- [What to produce]:
Lines below that include "JSON" are the answer; copy each one.

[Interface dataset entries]
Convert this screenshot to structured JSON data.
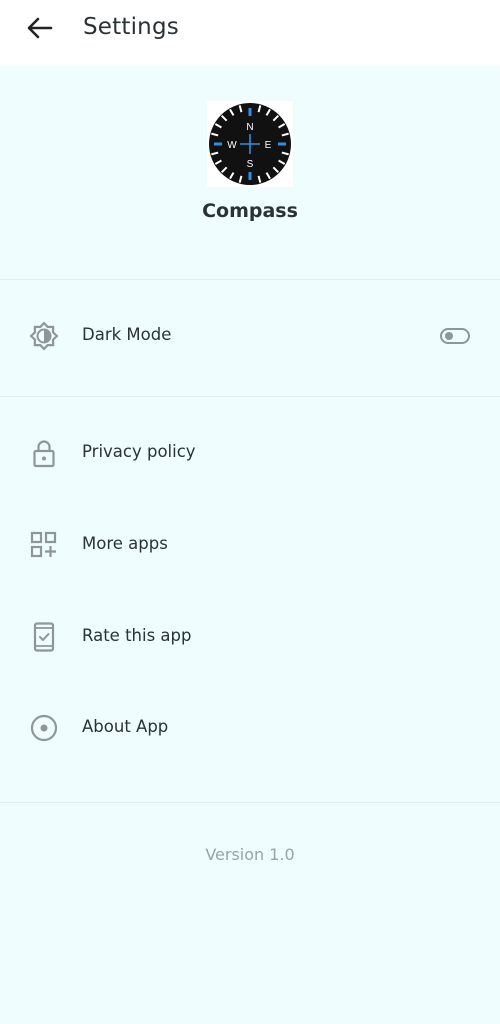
{
  "appbar": {
    "title": "Settings",
    "back_icon": "arrow-left-icon"
  },
  "header": {
    "app_name": "Compass",
    "logo": {
      "icon": "compass-icon",
      "directions": [
        "N",
        "E",
        "S",
        "W"
      ],
      "accent": "#2f8fe0",
      "dial_color": "#111111"
    }
  },
  "settings": {
    "dark_mode": {
      "label": "Dark Mode",
      "icon": "brightness-icon",
      "enabled": false
    }
  },
  "menu": {
    "privacy": {
      "label": "Privacy policy",
      "icon": "lock-icon"
    },
    "more_apps": {
      "label": "More apps",
      "icon": "grid-plus-icon"
    },
    "rate": {
      "label": "Rate this app",
      "icon": "phone-check-icon"
    },
    "about": {
      "label": "About App",
      "icon": "radio-dot-icon"
    }
  },
  "footer": {
    "version": "Version 1.0"
  },
  "colors": {
    "background": "#effdfe",
    "appbar": "#ffffff",
    "icon_gray": "#8e969a",
    "text": "#2a3236"
  }
}
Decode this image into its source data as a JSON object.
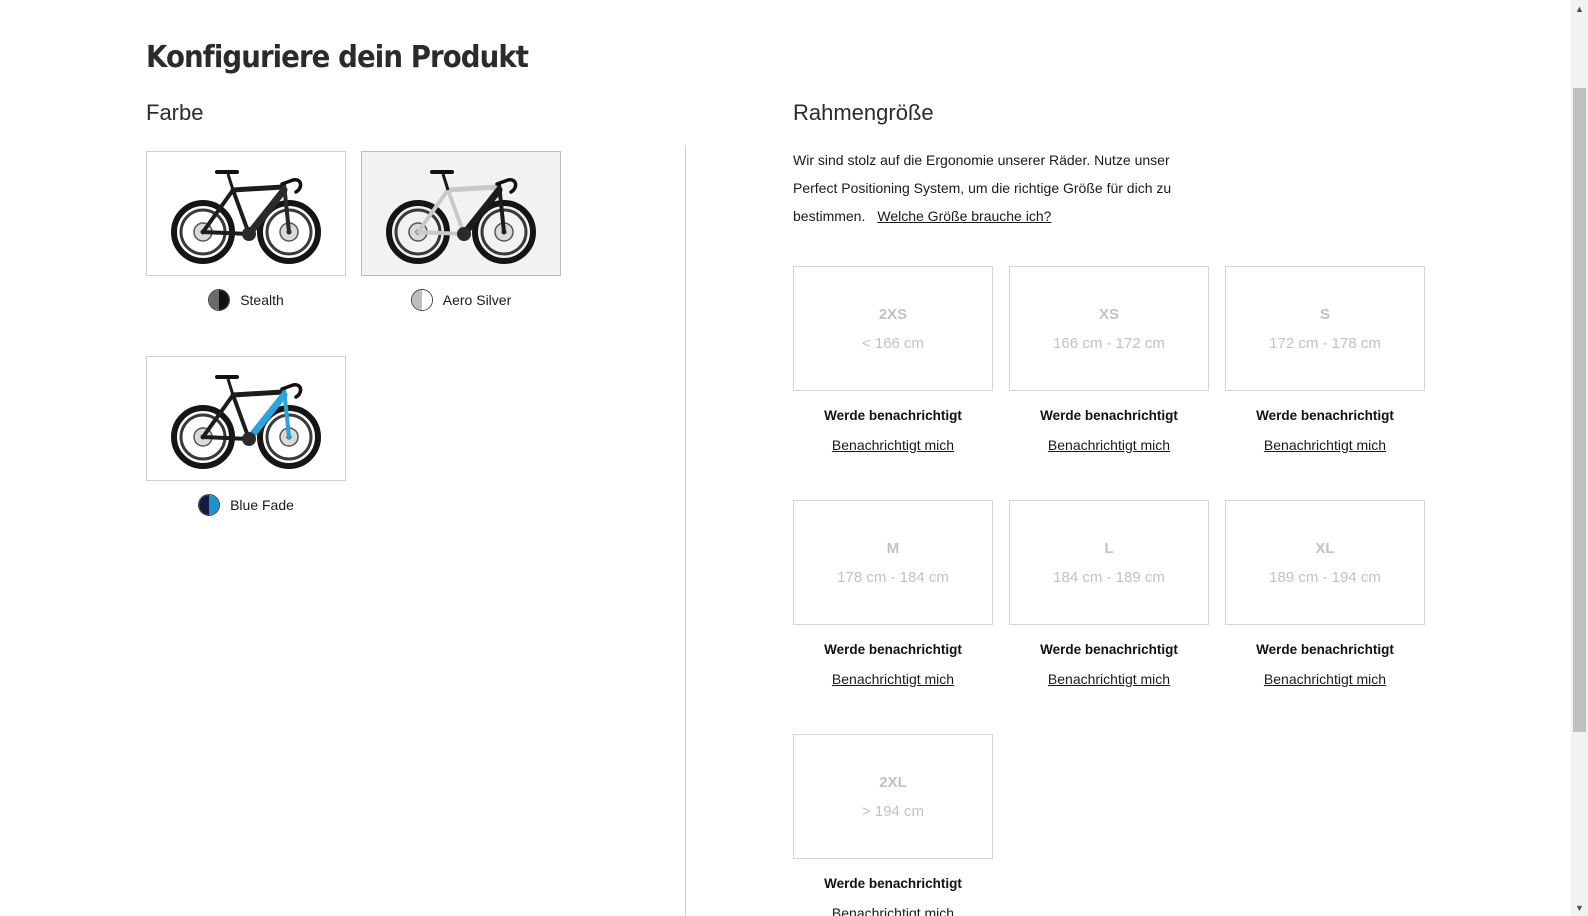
{
  "page": {
    "title": "Konfiguriere dein Produkt"
  },
  "color_section": {
    "heading": "Farbe",
    "options": [
      {
        "label": "Stealth",
        "selected": false,
        "swatch_colors": [
          "#6a6a6a",
          "#111111"
        ],
        "frame_color": "#1c1c1c",
        "accent_color": "#2a2a2a"
      },
      {
        "label": "Aero Silver",
        "selected": true,
        "swatch_colors": [
          "#bdbdbd",
          "#ffffff"
        ],
        "frame_color": "#c9c9c9",
        "accent_color": "#1c1c1c"
      },
      {
        "label": "Blue Fade",
        "selected": false,
        "swatch_colors": [
          "#0f1e3d",
          "#1f8fd1"
        ],
        "frame_color": "#1c1c1c",
        "accent_color": "#2aa4dc"
      }
    ]
  },
  "size_section": {
    "heading": "Rahmengröße",
    "intro_text": "Wir sind stolz auf die Ergonomie unserer Räder. Nutze unser Perfect Positioning System, um die richtige Größe für dich zu bestimmen.",
    "help_link": "Welche Größe brauche ich?",
    "sizes": [
      {
        "name": "2XS",
        "range": "< 166 cm",
        "notify_title": "Werde benachrichtigt",
        "notify_link": "Benachrichtigt mich"
      },
      {
        "name": "XS",
        "range": "166 cm - 172 cm",
        "notify_title": "Werde benachrichtigt",
        "notify_link": "Benachrichtigt mich"
      },
      {
        "name": "S",
        "range": "172 cm - 178 cm",
        "notify_title": "Werde benachrichtigt",
        "notify_link": "Benachrichtigt mich"
      },
      {
        "name": "M",
        "range": "178 cm - 184 cm",
        "notify_title": "Werde benachrichtigt",
        "notify_link": "Benachrichtigt mich"
      },
      {
        "name": "L",
        "range": "184 cm - 189 cm",
        "notify_title": "Werde benachrichtigt",
        "notify_link": "Benachrichtigt mich"
      },
      {
        "name": "XL",
        "range": "189 cm - 194 cm",
        "notify_title": "Werde benachrichtigt",
        "notify_link": "Benachrichtigt mich"
      },
      {
        "name": "2XL",
        "range": "> 194 cm",
        "notify_title": "Werde benachrichtigt",
        "notify_link": "Benachrichtigt mich"
      }
    ]
  },
  "scrollbar": {
    "up_icon": "chevron-up-icon",
    "down_icon": "chevron-down-icon"
  }
}
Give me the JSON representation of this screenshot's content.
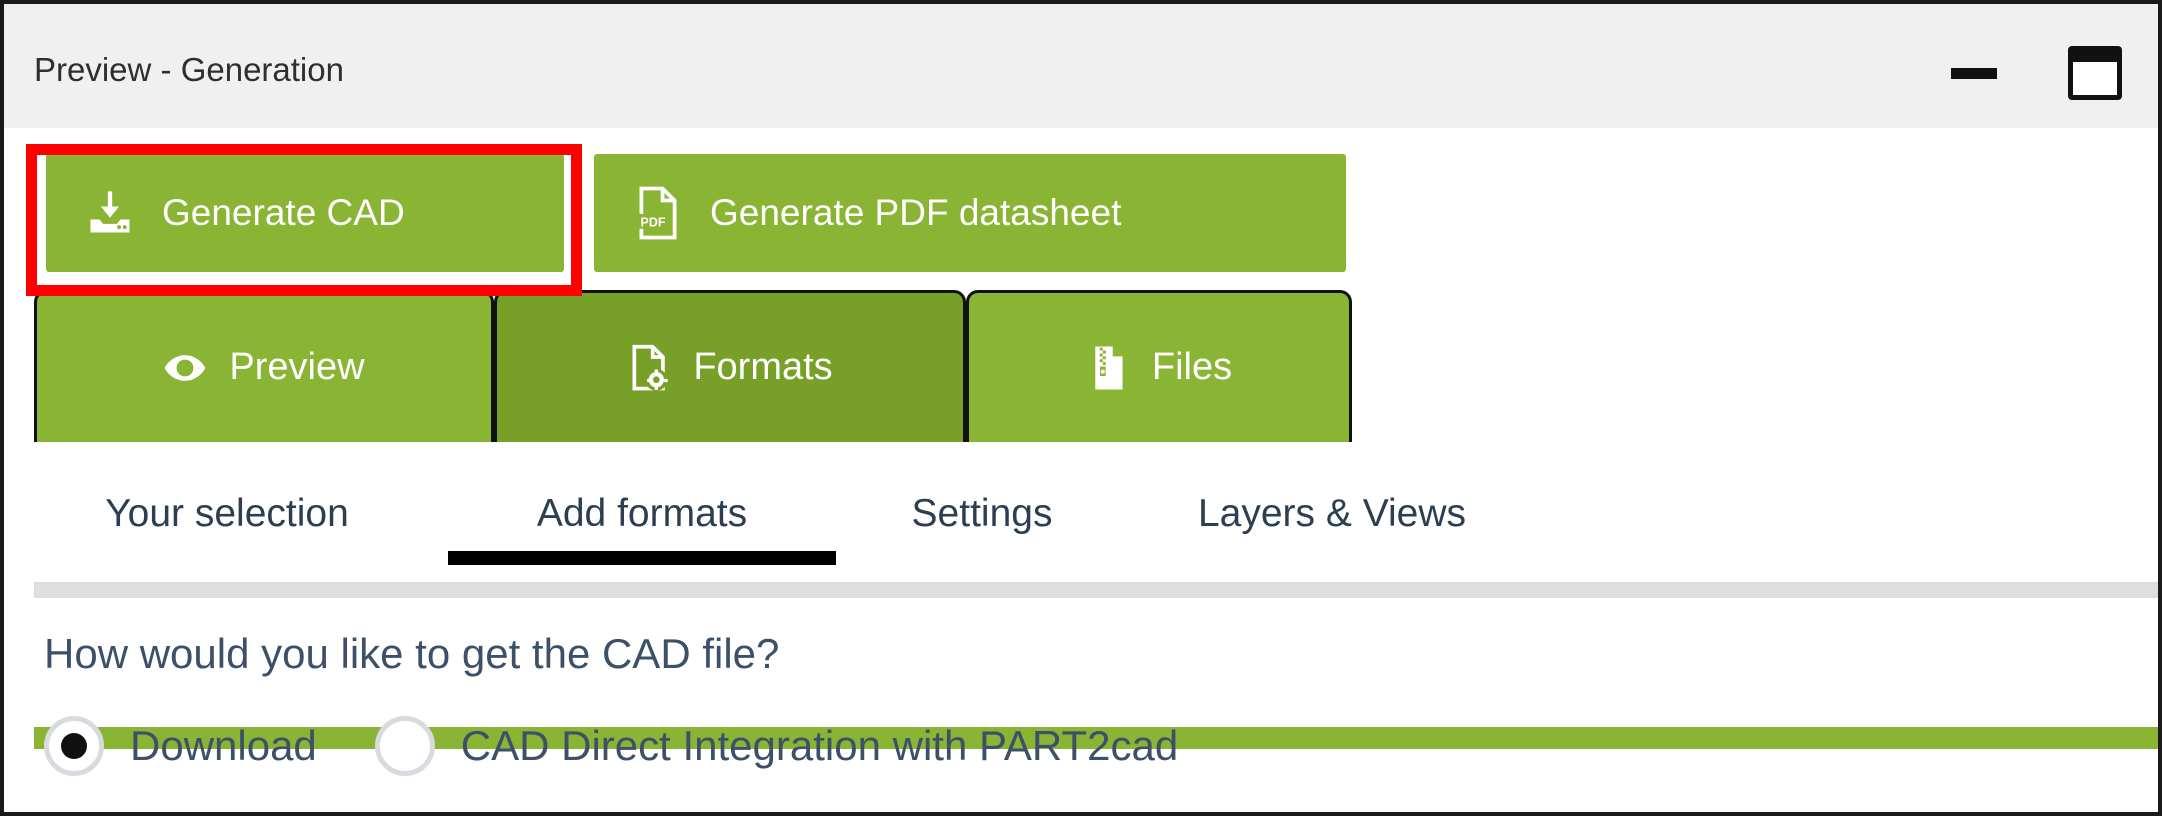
{
  "window": {
    "title": "Preview - Generation",
    "controls": [
      {
        "name": "minimize-button",
        "icon": "minimize-icon"
      },
      {
        "name": "maximize-button",
        "icon": "maximize-icon"
      }
    ]
  },
  "actions": {
    "generate_cad": {
      "label": "Generate CAD",
      "icon": "download-icon"
    },
    "generate_pdf": {
      "label": "Generate PDF datasheet",
      "icon": "pdf-file-icon"
    }
  },
  "tabs": [
    {
      "label": "Preview",
      "icon": "eye-icon",
      "active": false
    },
    {
      "label": "Formats",
      "icon": "file-gear-icon",
      "active": true
    },
    {
      "label": "Files",
      "icon": "file-archive-icon",
      "active": false
    }
  ],
  "subtabs": [
    {
      "label": "Your selection",
      "active": false
    },
    {
      "label": "Add formats",
      "active": true
    },
    {
      "label": "Settings",
      "active": false
    },
    {
      "label": "Layers & Views",
      "active": false
    }
  ],
  "content": {
    "question": "How would you like to get the CAD file?",
    "options": [
      {
        "label": "Download",
        "selected": true
      },
      {
        "label": "CAD Direct Integration with PART2cad",
        "selected": false
      }
    ]
  },
  "colors": {
    "brand_green": "#8ab433",
    "brand_green_active": "#789f28",
    "highlight_red": "#ff0000",
    "titlebar_bg": "#f0f0f0",
    "text_dark": "#3c5169"
  }
}
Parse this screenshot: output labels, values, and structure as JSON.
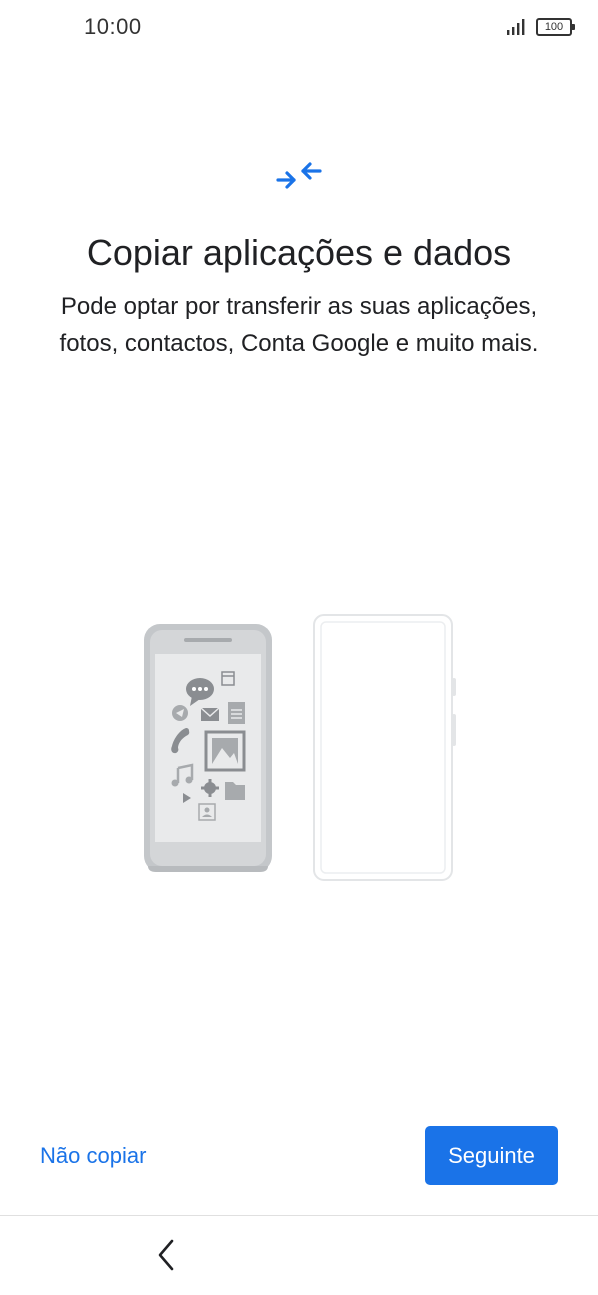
{
  "status_bar": {
    "time": "10:00",
    "battery": "100"
  },
  "header": {
    "icon": "transfer-arrows-icon",
    "title": "Copiar aplicações e dados",
    "description": "Pode optar por transferir as suas aplicações, fotos, contactos, Conta Google e muito mais."
  },
  "illustration": {
    "old_phone_icons": [
      "chat-icon",
      "calendar-icon",
      "send-icon",
      "mail-icon",
      "document-icon",
      "phone-icon",
      "image-icon",
      "music-icon",
      "settings-icon",
      "play-icon",
      "folder-icon",
      "contact-icon"
    ],
    "new_phone": "blank-phone"
  },
  "actions": {
    "skip_label": "Não copiar",
    "next_label": "Seguinte"
  },
  "nav": {
    "back_icon": "back-chevron-icon"
  },
  "colors": {
    "accent": "#1a73e8",
    "title_text": "#202124",
    "phone_gray": "#c4c7ca",
    "phone_screen": "#e9eaeb",
    "icon_gray": "#8a8d91",
    "new_phone_border": "#e3e5e7"
  }
}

- [Solution to the problem]:
Convert this screenshot to structured JSON data.
Decode this image into its source data as a JSON object.
Give me the JSON representation of this screenshot's content.
Parse this screenshot: output labels, values, and structure as JSON.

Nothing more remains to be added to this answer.